Health care prices are unsustainably high and rising, which are causing individuals to skip needed care, while also harming business growth and opportunities for employers.
Health care prices in Texas are unaffordable and continue to rise at unsustainable levels. The total premium for employer-sponsored insurance — which covers about half the population — to cover a family averaged more than $22,000 in 2022. That’s about one-third of the median household income in Texas. Price increases have made care unaffordable, even for the insured: Over half of Texans with health insurance report skipping care due to cost. Meanwhile, nearly 17% of Texans lack any health insurance, creating substantial financial and health risks for this population.

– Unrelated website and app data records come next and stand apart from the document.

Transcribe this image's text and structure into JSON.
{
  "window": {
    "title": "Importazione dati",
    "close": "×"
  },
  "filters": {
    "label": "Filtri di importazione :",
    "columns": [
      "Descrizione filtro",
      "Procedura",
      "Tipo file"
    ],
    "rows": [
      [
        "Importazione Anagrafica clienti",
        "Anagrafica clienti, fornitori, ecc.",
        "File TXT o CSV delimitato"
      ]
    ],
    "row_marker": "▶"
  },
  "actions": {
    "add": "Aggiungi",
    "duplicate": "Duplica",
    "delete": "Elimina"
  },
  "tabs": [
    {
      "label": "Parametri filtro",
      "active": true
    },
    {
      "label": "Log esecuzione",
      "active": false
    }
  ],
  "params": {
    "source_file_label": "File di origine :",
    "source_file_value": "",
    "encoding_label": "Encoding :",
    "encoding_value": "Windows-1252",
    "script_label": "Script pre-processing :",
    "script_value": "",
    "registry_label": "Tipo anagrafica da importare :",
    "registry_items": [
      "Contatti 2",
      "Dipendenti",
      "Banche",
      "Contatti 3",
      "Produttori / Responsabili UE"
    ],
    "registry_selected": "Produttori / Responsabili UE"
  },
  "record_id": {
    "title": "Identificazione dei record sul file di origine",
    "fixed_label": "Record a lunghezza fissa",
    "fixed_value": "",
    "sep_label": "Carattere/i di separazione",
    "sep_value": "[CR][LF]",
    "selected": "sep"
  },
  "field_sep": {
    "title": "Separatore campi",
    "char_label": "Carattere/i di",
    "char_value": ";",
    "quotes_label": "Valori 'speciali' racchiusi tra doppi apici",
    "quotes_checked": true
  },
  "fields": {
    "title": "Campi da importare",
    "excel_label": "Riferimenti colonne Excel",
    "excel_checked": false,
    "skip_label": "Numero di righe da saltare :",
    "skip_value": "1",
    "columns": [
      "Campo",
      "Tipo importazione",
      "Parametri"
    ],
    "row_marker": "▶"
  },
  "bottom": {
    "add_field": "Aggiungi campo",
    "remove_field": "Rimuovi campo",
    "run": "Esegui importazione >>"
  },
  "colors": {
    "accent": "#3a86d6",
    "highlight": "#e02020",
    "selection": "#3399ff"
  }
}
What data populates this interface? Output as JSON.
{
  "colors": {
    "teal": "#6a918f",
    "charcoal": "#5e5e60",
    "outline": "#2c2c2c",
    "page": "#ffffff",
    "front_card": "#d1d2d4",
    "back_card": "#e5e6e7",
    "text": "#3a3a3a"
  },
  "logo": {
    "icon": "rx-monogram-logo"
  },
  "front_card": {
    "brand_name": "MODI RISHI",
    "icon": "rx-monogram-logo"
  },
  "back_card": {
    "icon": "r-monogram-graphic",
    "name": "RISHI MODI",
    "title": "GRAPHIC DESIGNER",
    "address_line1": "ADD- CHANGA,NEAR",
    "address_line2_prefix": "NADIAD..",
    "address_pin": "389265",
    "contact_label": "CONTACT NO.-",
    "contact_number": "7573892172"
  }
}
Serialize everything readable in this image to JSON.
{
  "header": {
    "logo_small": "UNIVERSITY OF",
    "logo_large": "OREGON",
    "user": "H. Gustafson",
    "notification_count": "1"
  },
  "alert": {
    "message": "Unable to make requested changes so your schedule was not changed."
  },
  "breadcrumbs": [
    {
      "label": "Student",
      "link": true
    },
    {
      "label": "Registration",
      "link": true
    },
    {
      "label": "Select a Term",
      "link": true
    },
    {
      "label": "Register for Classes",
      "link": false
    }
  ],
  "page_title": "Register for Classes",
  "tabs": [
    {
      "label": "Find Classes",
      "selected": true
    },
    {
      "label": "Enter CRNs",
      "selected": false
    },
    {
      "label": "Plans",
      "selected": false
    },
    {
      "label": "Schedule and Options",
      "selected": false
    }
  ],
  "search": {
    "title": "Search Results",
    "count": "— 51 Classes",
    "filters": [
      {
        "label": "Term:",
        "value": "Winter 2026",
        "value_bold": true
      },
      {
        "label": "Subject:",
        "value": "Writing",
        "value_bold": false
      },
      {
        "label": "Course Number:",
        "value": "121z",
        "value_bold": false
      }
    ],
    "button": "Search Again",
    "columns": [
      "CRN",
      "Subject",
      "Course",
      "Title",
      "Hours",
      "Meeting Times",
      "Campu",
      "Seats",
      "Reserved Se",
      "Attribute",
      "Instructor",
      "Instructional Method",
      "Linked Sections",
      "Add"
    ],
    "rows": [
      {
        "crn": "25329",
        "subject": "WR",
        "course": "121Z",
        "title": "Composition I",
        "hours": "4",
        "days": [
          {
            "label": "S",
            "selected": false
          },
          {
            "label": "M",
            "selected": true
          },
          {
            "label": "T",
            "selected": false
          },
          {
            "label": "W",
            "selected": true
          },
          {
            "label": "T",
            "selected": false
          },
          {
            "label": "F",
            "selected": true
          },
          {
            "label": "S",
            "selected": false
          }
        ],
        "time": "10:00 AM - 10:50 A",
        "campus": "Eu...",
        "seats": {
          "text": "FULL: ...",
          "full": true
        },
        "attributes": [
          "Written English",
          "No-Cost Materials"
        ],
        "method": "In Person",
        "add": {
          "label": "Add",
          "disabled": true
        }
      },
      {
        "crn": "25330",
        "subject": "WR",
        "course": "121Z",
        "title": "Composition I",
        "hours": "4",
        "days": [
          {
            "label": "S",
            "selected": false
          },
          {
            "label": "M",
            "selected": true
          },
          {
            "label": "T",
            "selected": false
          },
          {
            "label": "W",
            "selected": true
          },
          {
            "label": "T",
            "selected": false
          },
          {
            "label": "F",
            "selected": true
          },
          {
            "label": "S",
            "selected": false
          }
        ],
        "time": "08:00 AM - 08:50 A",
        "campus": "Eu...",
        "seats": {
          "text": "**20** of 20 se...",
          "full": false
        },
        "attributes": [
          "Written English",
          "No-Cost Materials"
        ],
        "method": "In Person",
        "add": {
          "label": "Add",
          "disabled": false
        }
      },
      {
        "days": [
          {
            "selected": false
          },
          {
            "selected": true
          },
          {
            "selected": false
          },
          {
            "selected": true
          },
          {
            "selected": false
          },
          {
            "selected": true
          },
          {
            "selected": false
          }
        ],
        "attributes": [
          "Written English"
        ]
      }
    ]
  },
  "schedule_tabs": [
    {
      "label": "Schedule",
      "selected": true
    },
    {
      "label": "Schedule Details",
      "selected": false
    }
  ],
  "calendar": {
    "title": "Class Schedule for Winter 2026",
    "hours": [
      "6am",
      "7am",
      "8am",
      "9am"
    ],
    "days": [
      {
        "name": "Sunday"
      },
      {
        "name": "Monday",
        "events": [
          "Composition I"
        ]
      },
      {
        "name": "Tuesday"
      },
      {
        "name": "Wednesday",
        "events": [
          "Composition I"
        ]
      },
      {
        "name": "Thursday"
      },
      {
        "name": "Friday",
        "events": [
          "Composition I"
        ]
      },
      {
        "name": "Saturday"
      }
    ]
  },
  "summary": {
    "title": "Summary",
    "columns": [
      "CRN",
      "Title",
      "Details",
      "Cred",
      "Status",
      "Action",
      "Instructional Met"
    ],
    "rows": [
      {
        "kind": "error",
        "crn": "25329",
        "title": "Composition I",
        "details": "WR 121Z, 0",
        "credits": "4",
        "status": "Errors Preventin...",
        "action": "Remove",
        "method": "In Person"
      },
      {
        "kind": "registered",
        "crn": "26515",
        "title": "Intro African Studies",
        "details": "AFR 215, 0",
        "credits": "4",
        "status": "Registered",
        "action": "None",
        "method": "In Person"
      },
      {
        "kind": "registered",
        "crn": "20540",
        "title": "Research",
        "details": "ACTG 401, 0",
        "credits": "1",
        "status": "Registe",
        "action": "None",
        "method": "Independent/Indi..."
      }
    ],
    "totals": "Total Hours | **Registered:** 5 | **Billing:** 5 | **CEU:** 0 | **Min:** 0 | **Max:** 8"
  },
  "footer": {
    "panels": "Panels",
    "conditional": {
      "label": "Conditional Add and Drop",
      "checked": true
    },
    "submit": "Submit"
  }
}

Safety net programs are under-utilized by those eligible for existing programs, contributing heavily to Texas’ worst-in-the-nation uninsured rate. Over half of uninsured Texans are eligible for free or government-subsidized health insurance programs, but are unenrolled. While media attention has focused on Medicaid Expansion — a fiscally smart choice for Texas should we choose to take it — expansion would only solve for about 16% of the uninsured population. Increasing uptake among the eligible but unenrolled population will be necessary to address Texas’ uninsured problem, regardless of whether we expand eligibility for Medicaid.
All policy is health policy. While improving access to affordable quality care is important, so much of what impacts overall health is related to day-to-day non-medical factors: what kind of job you have, where you live, your level of physical activity, the air you breathe, the food you eat and the water you drink. By making meaningful improvements in education, workforce, infrastructure and natural resources, we can have a significant impact on the health of Texans.